The Likud party’s recently revealed leak of the personal information of 6.5 million Israeli adults represents “a violation of privacy in its worst” and the first breach of its kind in Israel’s history, said cybersecurity expert and Professor of Communication at the University of Haifa Gabriel Weimann.
Likud has been accused of leaking a database containing voting-age Israelis’ full name, sex, home address, cellphone number, and responses to political polling through Elector, an election management app.
Gabriel Weimann is far from being a leftwing, anti-Likud hack: he is known for having begun to track and study terrorist web sites in the mid 1990s, “long before most analysts were aware of the problem.” His more than 180 papers and research reports have been published in scientific journals and books. He received numerous grants and awards from international foundations and was a Visiting Professor at the University of Pennsylvania, Stanford University, Hofstra University, American University DC, University of Maryland, Lehigh University (USA), University of Mainz and LMU University of Munich (Germany), Carleton University (Canada) and the National University of Singapore.
Prof. Weimann believes that while the breach resulted from a “careless mistake” by the company that created Elector, “the Likud party has the responsibly to check the contractor, his record, and the means used to protect the data. Therefore, this breach can serve the interests of Likud’s opponents in the upcoming election.”
“In some ways, this scandal more broadly exposes the weakness of modern-day information systems,” Prof. Weimann noted. “Companies, states, agencies, and political parties know about us more. They gather and store more information on us – and the problem is not the way they use it but the fact that these huge databases can be sold, intruded, and leaked. This applies to all social media giants in the same way it applies to parties and states all over the world.”

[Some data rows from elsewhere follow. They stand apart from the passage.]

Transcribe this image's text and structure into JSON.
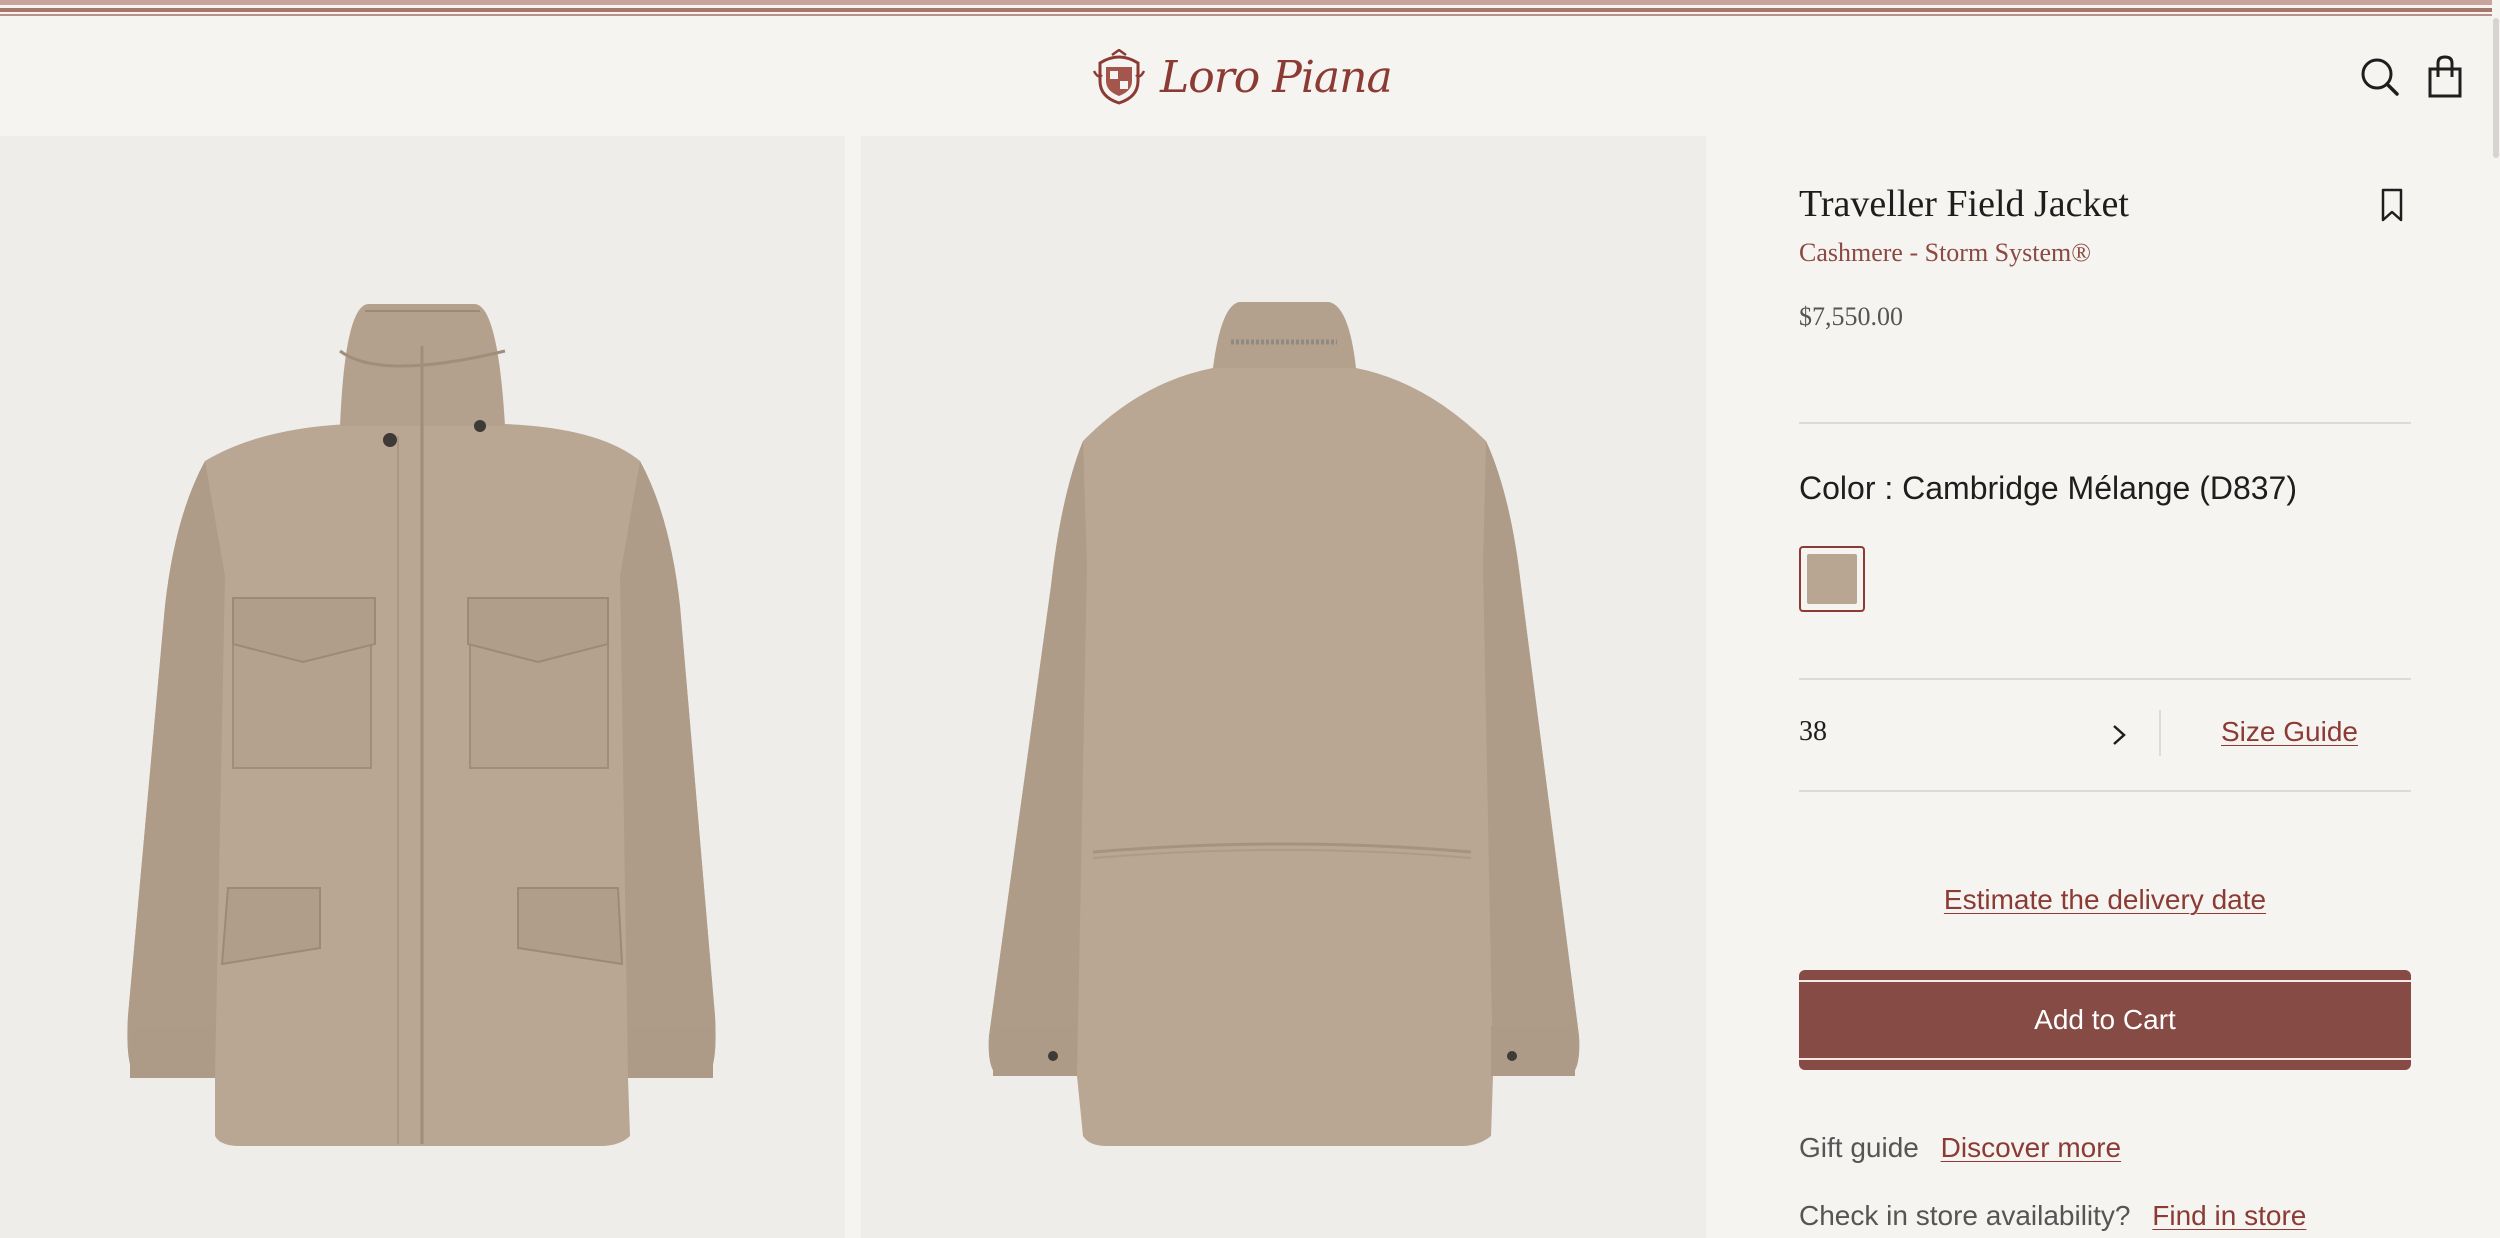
{
  "header": {
    "logo_text": "Loro Piana",
    "icons": {
      "search": "search-icon",
      "bag": "shopping-bag-icon",
      "crest": "crest-logo-icon"
    }
  },
  "gallery": {
    "images": [
      {
        "view": "front",
        "icon": "jacket-front-image"
      },
      {
        "view": "back",
        "icon": "jacket-back-image"
      }
    ]
  },
  "product": {
    "title": "Traveller Field Jacket",
    "subtitle": "Cashmere - Storm System®",
    "price": "$7,550.00",
    "wishlist_icon": "bookmark-icon"
  },
  "color": {
    "label": "Color : Cambridge Mélange (D837)",
    "swatch_color": "#b8a693",
    "selected": true
  },
  "size": {
    "value": "38",
    "chevron_icon": "chevron-right-icon",
    "guide_label": "Size Guide"
  },
  "delivery": {
    "label": "Estimate the delivery date"
  },
  "cart": {
    "button_label": "Add to Cart"
  },
  "gift": {
    "text": "Gift guide",
    "link": "Discover more"
  },
  "store": {
    "text": "Check in store availability?",
    "link": "Find in store"
  },
  "colors": {
    "brand": "#8b3b34",
    "button": "#864b44",
    "background": "#f6f4f1",
    "jacket": "#b8a693"
  }
}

Weimann added that stronger regulation could help prevent such data breaches moving forward, explaining that “the business of data collection by using big data inventories is currently not regulated at all. The level of regulation required to curb future leaks would encompass all stages of the process – from what data can be collected, by whom, how to store it, who has access to it, who can sell it and to whom, and how to protect it.”
Weimann’s most recent book, Terrorism in Cyberspace: The Next Generation, published in 2015, notes that “even though al-Qaeda’s leadership has been largely destroyed and its organization disrupted, terrorist attacks take 12,000 lives annually worldwide, and jihadist terrorist ideology continues to spread. How? Largely by going online and adopting a new method of organization. Terrorist structures, traditionally consisting of loose-net cells, divisions, and subgroups, are ideally suited for flourishing on the Internet through websites, e-mail, chat rooms, e-groups, forums, virtual message boards, YouTube, Google Earth, and other outlets. Terrorist websites, including social media platforms, now number close to 10,000.”